Tuesday, December 16, 2008
What this not very good photo, taken by me, flat on the floor on my front, using an ordinary Canon powershot digital camera, at close range in bad lighting, depicts, is a tiny gecko trapped under an ordinary highball glass, with a card stock brochure for the luau slid beneath it, in preparation for it being carted outside and dropped onto the top of the closest bush from my balcony.
It looked much cuter once there was solid glass between me and it. Prior to that, my brain was convinced that it was a hungry young dinosaur sizing me up as a food source that would last possibly for months.
We do not have geckos in Vancouver. I have seen them before, in other countries, on other trips, but not for decades, never without other people around, and never in my own personal habitat. Rarely have I had such a startling opportunity to witness my own physicality respond so abruptly to a perceived boundary issue brought on by something so tiny. I might not have even noticed it at all, in that it was a beige gecko scooting over a beige rug, but my eye caught movement and I saw it before it saw me.
There was a moment of instinctive horrified recoil. I could not help but feel it, feel it driving me toward panic, making me respond, do something, anything, to alleviate the sense of absolute wrongness my brain felt/caused me to feel, with a pounding heart and fast breathing, the entire sympathetic nervous system rush of adrenaline-driven/fight/flight response.
It seems ridiculous in retrospect, I mean c'mon, it was just a gecko (a baby to boot!) that wandered in .. as far as I know, they don't bite, besides it was tiny, probably more scared of me than I was of it - I've dealt with mice, large spiders, wasps, and calmly - this was a much smaller deal.
But in that moment, I felt freaked out.
There are two aspects that were important, in retrospect:
First, there was certain lack of prior exposure, lack of graded exposure to the phenomenon. Maybe if I lived in Australia or somewhere I'd think nothing of a harmless gecko running around in the living room.
Second, there was a boundary issue.
My brain had already moved into this condo. The brain that runs my life had already decided that the walls of the condo were the safe container within which it could relax, and had incorporated the space into itself, as "itself." (See Sandra Blakeslee, The Body has a Mind of its Own, for more about this.) However, I'm not really at home. Not really. And I think my brain might have decided on some much deeper level of context, that because it's actually on someone else's turf at the moment, maybe it didn't really have the right to be here, and might have to fight harder on behalf of its organism, should any sort of threat arise.
So, my brain over-reacted, and lucky me had a chance to see it in full threat mode for a few minutes, experience fully the anxiety and dread and disgust and sense of immediacy and need to act and pounding heart and shudder. It seems to have been a full-on primate reaction - I especially hated how the gecko moved - it darted in spurts, which made me want to get my bare toes away from the floor.

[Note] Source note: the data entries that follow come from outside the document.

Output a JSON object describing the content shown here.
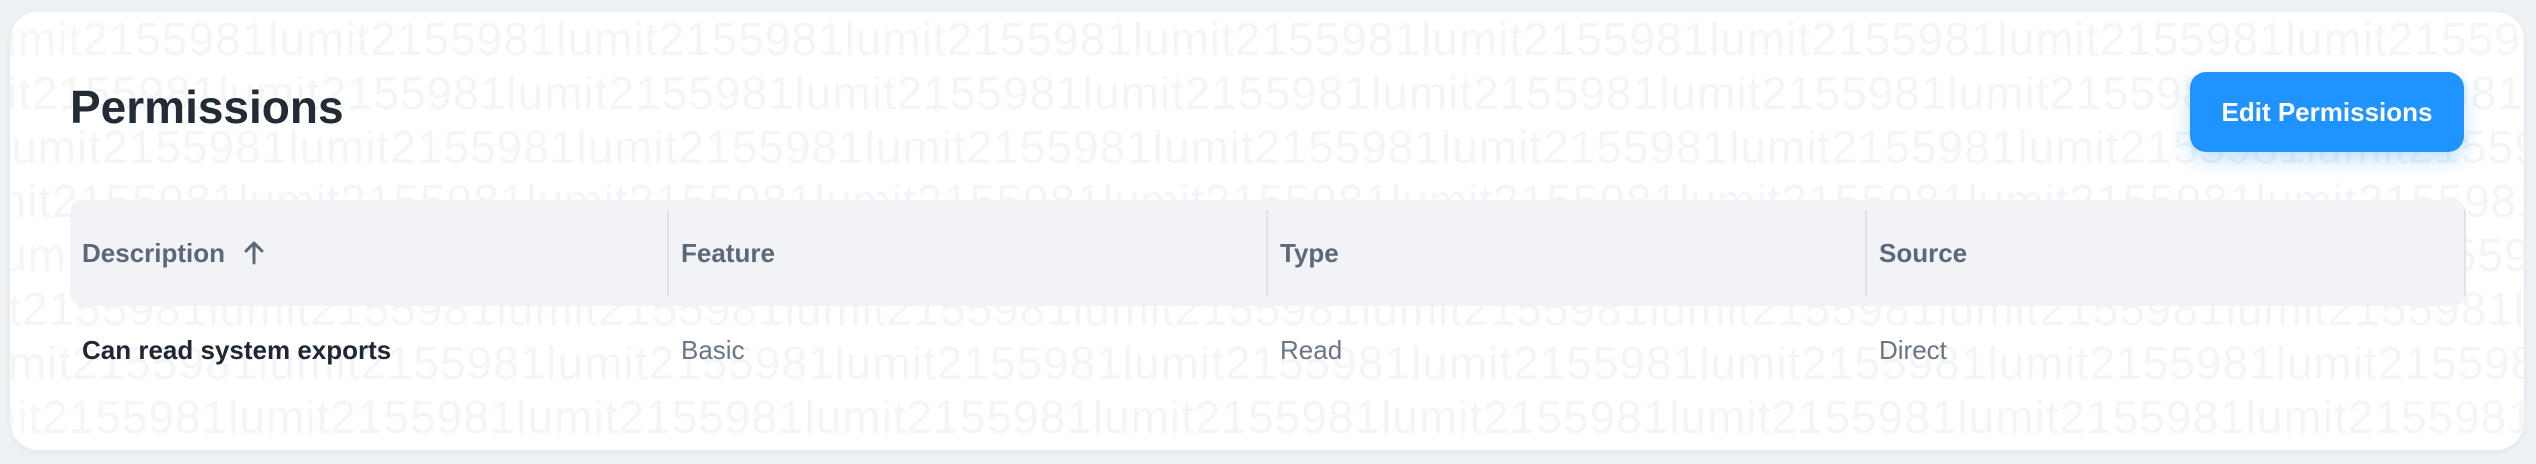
{
  "page": {
    "title": "Permissions",
    "edit_button_label": "Edit Permissions",
    "watermark_text": "lumit2155981"
  },
  "table": {
    "headers": [
      {
        "label": "Description",
        "sorted": "ascending",
        "sort_icon": "arrow-up-icon"
      },
      {
        "label": "Feature"
      },
      {
        "label": "Type"
      },
      {
        "label": "Source"
      }
    ],
    "rows": [
      {
        "description": "Can read system exports",
        "feature": "Basic",
        "type": "Read",
        "source": "Direct"
      }
    ]
  },
  "colors": {
    "accent": "#1f93ff",
    "title_text": "#222b36",
    "header_bg": "#f0f2f6",
    "header_text": "#5b6878",
    "body_text": "#6b7683"
  }
}
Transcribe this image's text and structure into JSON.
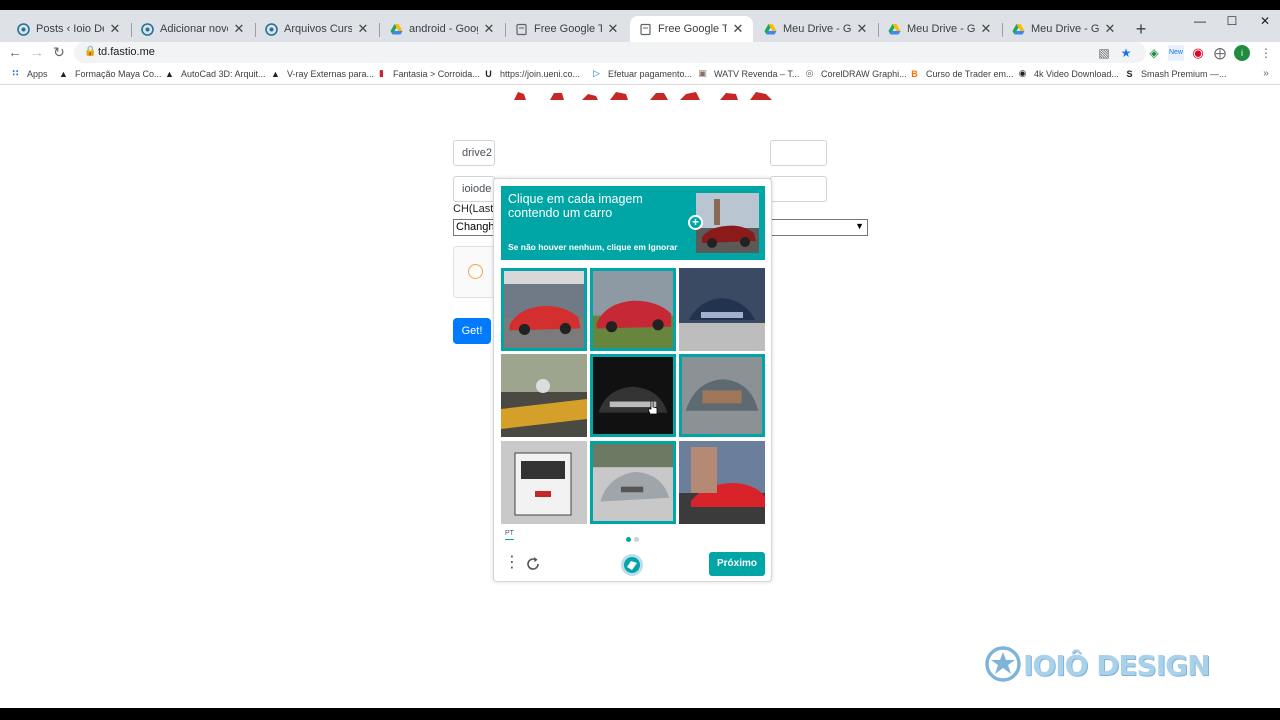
{
  "browser": {
    "tabs": [
      {
        "title": "Posts ‹ Ioio Design —",
        "icon": "wordpress-icon",
        "active": false
      },
      {
        "title": "Adicionar novo post",
        "icon": "wordpress-icon",
        "active": false
      },
      {
        "title": "Arquivos Curso - Ioio",
        "icon": "wordpress-icon",
        "active": false
      },
      {
        "title": "android - Google Driv",
        "icon": "google-drive-icon",
        "active": false
      },
      {
        "title": "Free Google TeamDriv",
        "icon": "page-icon",
        "active": false
      },
      {
        "title": "Free Google TeamDriv",
        "icon": "page-icon",
        "active": true
      },
      {
        "title": "Meu Drive - Google D",
        "icon": "google-drive-icon",
        "active": false
      },
      {
        "title": "Meu Drive - Google D",
        "icon": "google-drive-icon",
        "active": false
      },
      {
        "title": "Meu Drive - Google D",
        "icon": "google-drive-icon",
        "active": false
      }
    ],
    "close_glyph": "✕",
    "new_tab_glyph": "+",
    "window_controls": {
      "minimize": "—",
      "maximize": "☐",
      "close": "✕"
    },
    "url": "td.fastio.me",
    "bookmarks": [
      {
        "label": "Apps",
        "icon": "apps-grid-icon"
      },
      {
        "label": "Formação Maya Co...",
        "icon": "graduation-cap-icon"
      },
      {
        "label": "AutoCad 3D: Arquit...",
        "icon": "graduation-cap-icon"
      },
      {
        "label": "V-ray Externas para...",
        "icon": "graduation-cap-icon"
      },
      {
        "label": "Fantasia > Corroida...",
        "icon": "bookmark-red-icon"
      },
      {
        "label": "https://join.ueni.co...",
        "icon": "ueni-icon"
      },
      {
        "label": "Efetuar pagamento...",
        "icon": "play-icon"
      },
      {
        "label": "WATV Revenda – T...",
        "icon": "tv-icon"
      },
      {
        "label": "CorelDRAW Graphi...",
        "icon": "corel-icon"
      },
      {
        "label": "Curso de Trader em...",
        "icon": "blogger-icon"
      },
      {
        "label": "4k Video Download...",
        "icon": "globe-icon"
      },
      {
        "label": "Smash Premium —...",
        "icon": "smash-icon"
      }
    ]
  },
  "page": {
    "field_drive": "drive2",
    "field_email": "ioiode",
    "ch_label": "CH(Last",
    "ch_select_value": "Changh",
    "get_button": "Get!"
  },
  "captcha": {
    "prompt": "Clique em cada imagem contendo um carro",
    "hint": "Se não houver nenhum, clique em Ignorar",
    "language": "PT",
    "next_button": "Próximo",
    "accent": "#00a6a6",
    "cells": [
      {
        "scene": "red sports car at show",
        "selected": true
      },
      {
        "scene": "red classic corvette",
        "selected": true
      },
      {
        "scene": "blue car front at night",
        "selected": false
      },
      {
        "scene": "man working on vehicle",
        "selected": false
      },
      {
        "scene": "dark car front at night",
        "selected": true
      },
      {
        "scene": "car with open hood",
        "selected": true
      },
      {
        "scene": "bus front",
        "selected": false
      },
      {
        "scene": "silver car rear",
        "selected": true
      },
      {
        "scene": "red car with person",
        "selected": false
      }
    ]
  },
  "watermark": {
    "text": "IOIÔ DESIGN"
  }
}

It was certainly instructive to experience my conscious attention dealing with my brain, tending it, telling it everything was going to be fine, figuring out what to do, hatching a plan (the same one I use for wasps in Vancouver that fly in through open unscreened windows), interacting with the gecko a bit to learn more about its true level of threat, in order to re-regulate the fear factor, going online to let friends know what I was dealing with and ask advice, also a primate reaction (seeking solace and virtual social grooming from members of my "troop"), and eventually improvising with a glass from the cupboard and the only stiff-enough paper I could find in the whole place to slide under it - carefully, slowly, gently, taking care to not hurt its tiny legs. I could see it looking at me - I could imagine its own teeny heart pounding and teeny brain reacting - suddenly a huge giant monster was in charge of its existence.

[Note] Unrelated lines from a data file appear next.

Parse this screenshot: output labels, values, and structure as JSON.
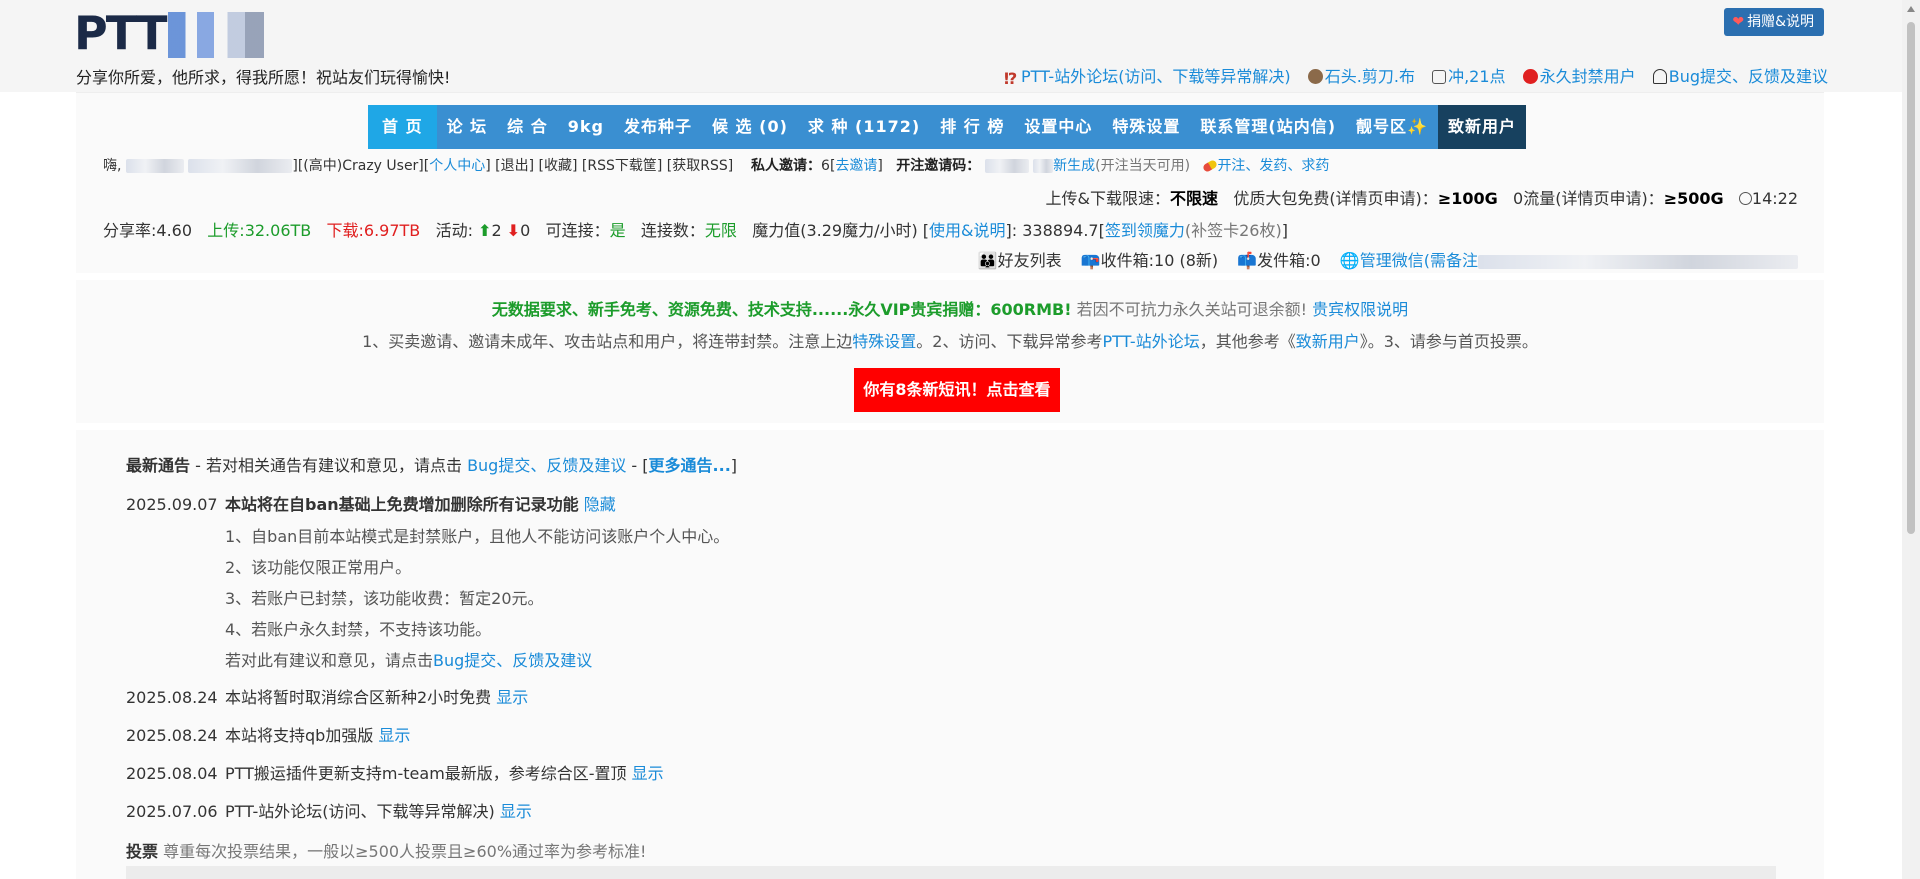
{
  "header": {
    "slogan": "分享你所爱，他所求，得我所愿！祝站友们玩得愉快!",
    "donate_label": "捐赠&说明",
    "links": [
      {
        "icon": "question-icon",
        "label": "PTT-站外论坛(访问、下载等异常解决)"
      },
      {
        "icon": "rock-icon",
        "label": "石头.剪刀.布"
      },
      {
        "icon": "dice-icon",
        "label": "冲,21点"
      },
      {
        "icon": "ban-icon",
        "label": "永久封禁用户"
      },
      {
        "icon": "ghost-icon",
        "label": "Bug提交、反馈及建议"
      }
    ]
  },
  "nav": {
    "items": [
      "首 页",
      "论 坛",
      "综 合",
      "9kg",
      "发布种子",
      "候 选 (0)",
      "求 种 (1172)",
      "排 行 榜",
      "设置中心",
      "特殊设置",
      "联系管理(站内信)",
      "靓号区✨",
      "致新用户"
    ]
  },
  "user": {
    "greeting": "嗨,",
    "class": "][(高中)Crazy User][",
    "center": "个人中心",
    "actions": "] [退出] [收藏] [RSS下载筐] [获取RSS]",
    "invite_label": "私人邀请：",
    "invite_count": "6",
    "invite_link": "去邀请",
    "open_code_label": "开注邀请码：",
    "regen": "新生成",
    "regen_note": "(开注当天可用)",
    "pill_link": "开注、发药、求药",
    "speed_label": "上传&下载限速：",
    "speed_value": "不限速",
    "pack_label": "优质大包免费(详情页申请)：",
    "pack_value": "≥100G",
    "zero_label": "0流量(详情页申请)：",
    "zero_value": "≥500G",
    "time": "14:22",
    "ratio": "分享率:4.60",
    "upload": "上传:32.06TB",
    "download": "下载:6.97TB",
    "active_label": "活动:",
    "active_up": "2",
    "active_down": "0",
    "connectable_label": "可连接：",
    "connectable": "是",
    "conn_label": "连接数：",
    "conn_value": "无限",
    "magic_label": "魔力值(3.29魔力/小时) [",
    "magic_usage": "使用&说明",
    "magic_value": "]: 338894.7[",
    "magic_signin": "签到领魔力",
    "magic_card": "(补签卡26枚)",
    "magic_end": "]",
    "friends": "好友列表",
    "inbox": "收件箱:10 (8新)",
    "outbox": "发件箱:0",
    "admin_wechat": "管理微信(需备注"
  },
  "notice": {
    "vip_bold": "无数据要求、新手免考、资源免费、技术支持......永久VIP贵宾捐赠：600RMB!",
    "vip_grey": "若因不可抗力永久关站可退余额!",
    "vip_link": "贵宾权限说明",
    "rules_a": "1、买卖邀请、邀请未成年、攻击站点和用户，将连带封禁。注意上边",
    "rules_link1": "特殊设置",
    "rules_b": "。2、访问、下载异常参考",
    "rules_link2": "PTT-站外论坛",
    "rules_c": "，其他参考《",
    "rules_link3": "致新用户",
    "rules_d": "》。3、请参与首页投票。",
    "sms": "你有8条新短讯！点击查看"
  },
  "news": {
    "title": "最新通告",
    "sub": " - 若对相关通告有建议和意见，请点击 ",
    "bug_link": "Bug提交、反馈及建议",
    "sep": " - [",
    "more": "更多通告...",
    "close": "]",
    "items": [
      {
        "date": "2025.09.07",
        "title": "本站将在自ban基础上免费增加删除所有记录功能",
        "action": "隐藏"
      },
      {
        "date": "2025.08.24",
        "title": "本站将暂时取消综合区新种2小时免费",
        "action": "显示"
      },
      {
        "date": "2025.08.24",
        "title": "本站将支持qb加强版",
        "action": "显示"
      },
      {
        "date": "2025.08.04",
        "title": "PTT搬运插件更新支持m-team最新版，参考综合区-置顶",
        "action": "显示"
      },
      {
        "date": "2025.07.06",
        "title": "PTT-站外论坛(访问、下载等异常解决)",
        "action": "显示"
      }
    ],
    "details": [
      "1、自ban目前本站模式是封禁账户，且他人不能访问该账户个人中心。",
      "2、该功能仅限正常用户。",
      "3、若账户已封禁，该功能收费：暂定20元。",
      "4、若账户永久封禁，不支持该功能。"
    ],
    "detail_last": "若对此有建议和意见，请点击",
    "detail_link": "Bug提交、反馈及建议",
    "vote_label": "投票",
    "vote_note": "尊重每次投票结果，一般以≥500人投票且≥60%通过率为参考标准!"
  }
}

I took it out to the balcony and unceremoniously tossed it out of the glass onto the top of a bush, peering closely, making sure that its little sticky gecko feet had not managed to adhere to any surface I still had in my hands, or plan B would have been enacted - those objects would have been tossed as well.

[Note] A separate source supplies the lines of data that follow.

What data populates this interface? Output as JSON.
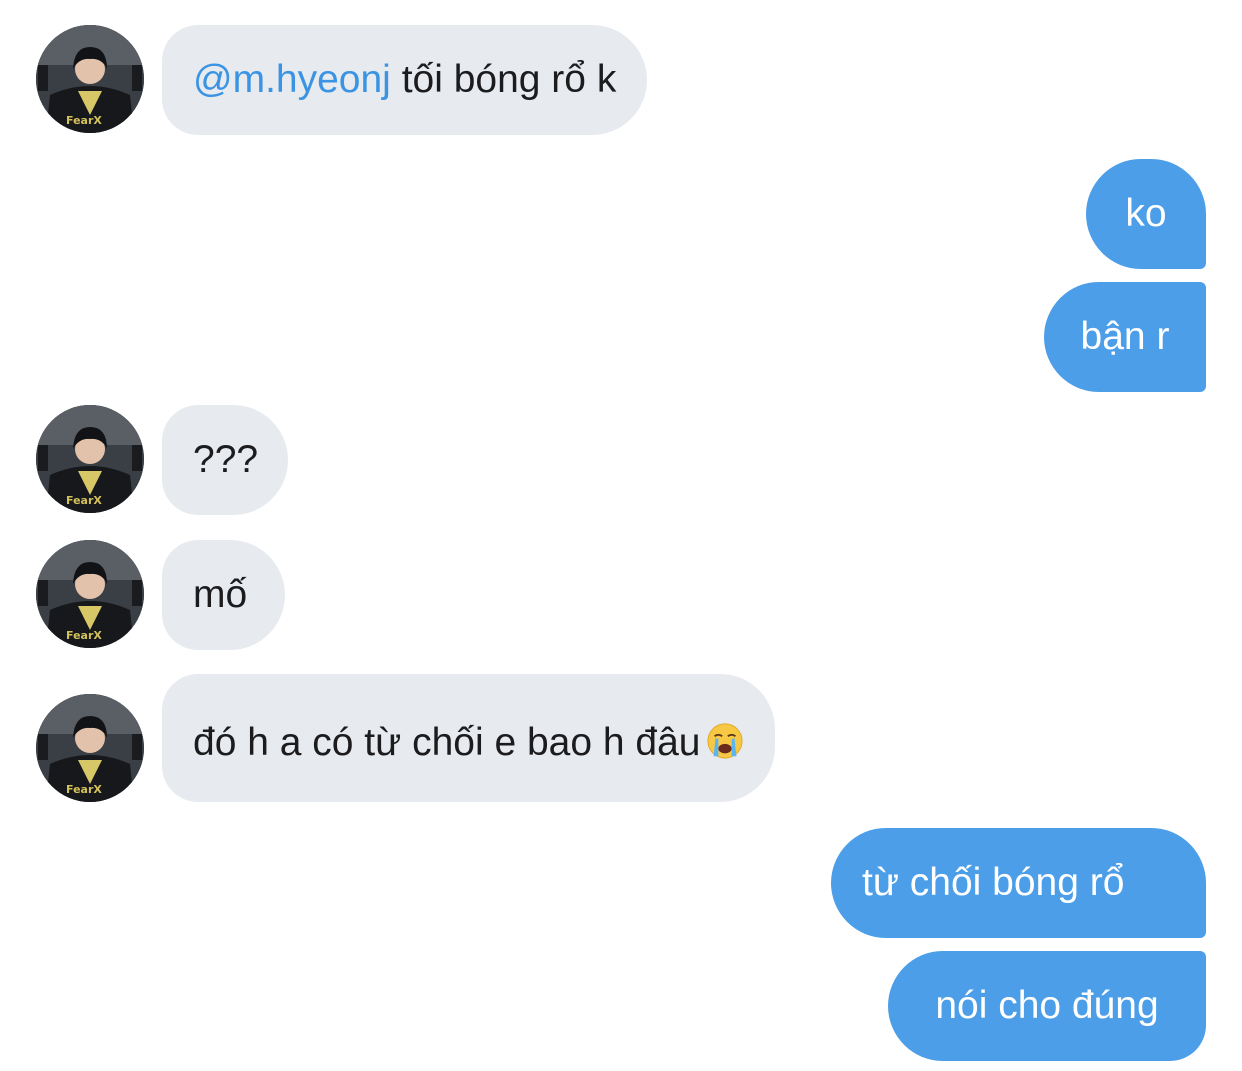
{
  "conversation": {
    "messages": [
      {
        "direction": "in",
        "mention": "@m.hyeonj",
        "text": "tối bóng rổ k",
        "avatar_text": "FearX"
      },
      {
        "direction": "out",
        "text": "ko"
      },
      {
        "direction": "out",
        "text": "bận r"
      },
      {
        "direction": "in",
        "text": "???",
        "avatar_text": "FearX"
      },
      {
        "direction": "in",
        "text": "mố",
        "avatar_text": "FearX"
      },
      {
        "direction": "in",
        "text": "đó h a có từ chối e bao h đâu",
        "emoji": "loudly-crying-face",
        "avatar_text": "FearX"
      },
      {
        "direction": "out",
        "text": "từ chối bóng rổ"
      },
      {
        "direction": "out",
        "text": "nói cho đúng"
      }
    ]
  },
  "colors": {
    "incoming_bubble": "#e7eaee",
    "outgoing_bubble": "#4c9ee8",
    "mention": "#3b94e3",
    "background": "#ffffff"
  }
}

Today I feel much better for having the whole episode behind me. And I'm going to deliberately ignore the fact it even happened, trust that my eyes will be on the ball, on their own, scanning their surroundings for danger of any sort, reacting appropriately if a tad strongly, keeping me safe so I can continue enjoying my stay, continuing to maintain the convenient and polite and in this situation, necessary fiction that the "I" I like to think is in charge is something other than the brain that gives rise to the illusion of "me."